The Ten Commandments are clearly from the 125th spell of the Egyptian book of the dead. Instead of “thou shalt not” it uses the form of negative confession “I have not”.
“Hail to thee, great God, Lord of the Two Truths. I have come unto thee, my Lord, that thou mayest bring me to see thy beauty. I know thee, I know thy name, I know the names of the 42 Gods who are with thee in this broad hall of the Two Truths . . . Behold, I am come unto thee. I have brought thee truth; I have done away with sin for thee. I have not sinned against anyone. I have not mistreated people. I have not done evil instead of righteousness . . .
I have not reviled the God.
I have not laid violent hands on an orphan.
I have not done what the God abominates . . .

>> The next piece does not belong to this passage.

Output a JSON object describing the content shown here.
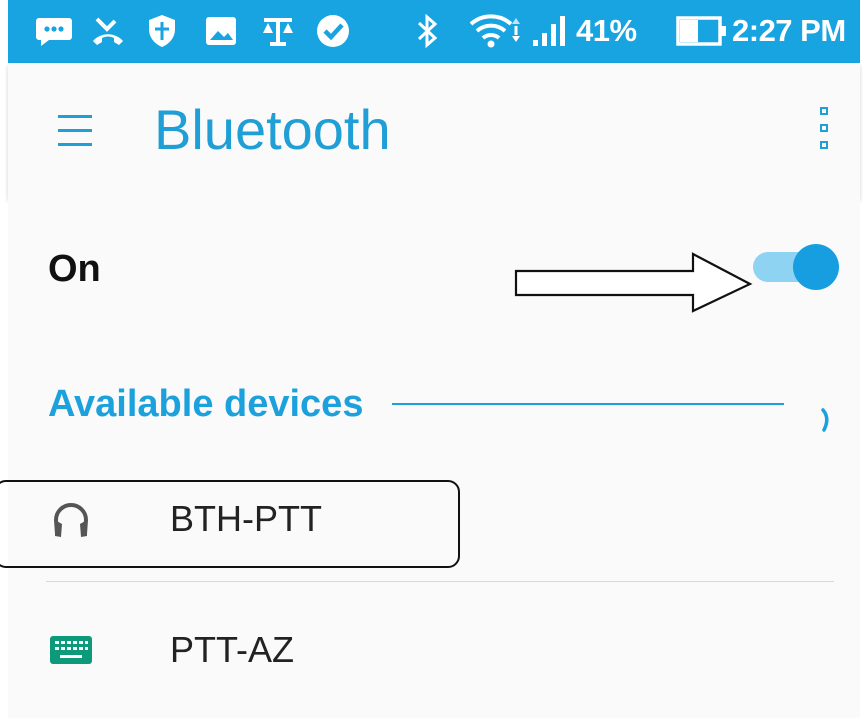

I have not killed; I have not turned anyone over to a killer.
I have not caused anyone’s suffering . . . I have not copulated (illicitly); I have not been unchaste.
I have not increased nor diminished the measure, I have not diminished the palm; I have not encroached upon the fields.
I have not added to the balance weights; I have not tempered with the plumb bob of the balance.
I have not taken milk from a child’s mouth; I have not driven small cattle from their herbage . . .
I have not stopped (the flow of) water in its seasons; I have not built a dam against flowing water.
I have not quenched a fire in its time . . .
I have not kept cattle away from the God’s property. I have not blocked the God at his processions.
In the New Testament the highly prized “golden rule” credited to the Sermon on the Mount
“And as you wish that others would do to you, do so to them.”
Here is a list of the different ways this idea has been said, some long before the time of Christ.
1. The HINDU religion taught: This is the sum of duty: do naught to others, which if done to thee would cause thee pain. -The Mahabharata
2. The BUDDHIST religion taught: Hurt not others with that which pains yourself. -Udana-Varga
3. The JEWISH traditions taught: What is hateful to you; do not to your fellow men. That is the entire Law; all the rest is commentary. -The Talmud
4. The MUSLIM religion taught: No one of you is a believer until he desires for his brother that which he desires for himself. -Hadith
5. The BAHA’I faith teaches: He should not wish for others that which he doth not wish for himself, nor promise that which he doth not fulfill. -The Book of Certitude
6. Do not do unto others what angers you if done to you by others. -Isocrates 436-338 BCE
7. “Tzu-kung asked, ‘Is there a single word which can be a guide to conduct throughout one’s life?’ The Master said, ‘It is perhaps the word “shu”.
8. Do not impose on others what you yourself do not desire’“ -Analects, 15.24
There is overlap because the Bible is a politically assembled book over hundreds of years, not because
of an original or superior ideology.
Christianity doesn’t bring much to freshen table of benevolence and altruism. In fact the most original part of the faith at the time of its formation was the idea of eternal torture and a monotheistic triune god, which is simultaneously the most important and contradictory part of the faith. In light of that I cannot see how it is humanity’s best hope of saving the world.
In the first chapter Timothy Keller takes on some incredibly difficult questions and falls short of mark. At times he seems frightfully ignorant of human and religious history. I did appreciate his honesty.
Drive fast. Take chances. Thanks for reading.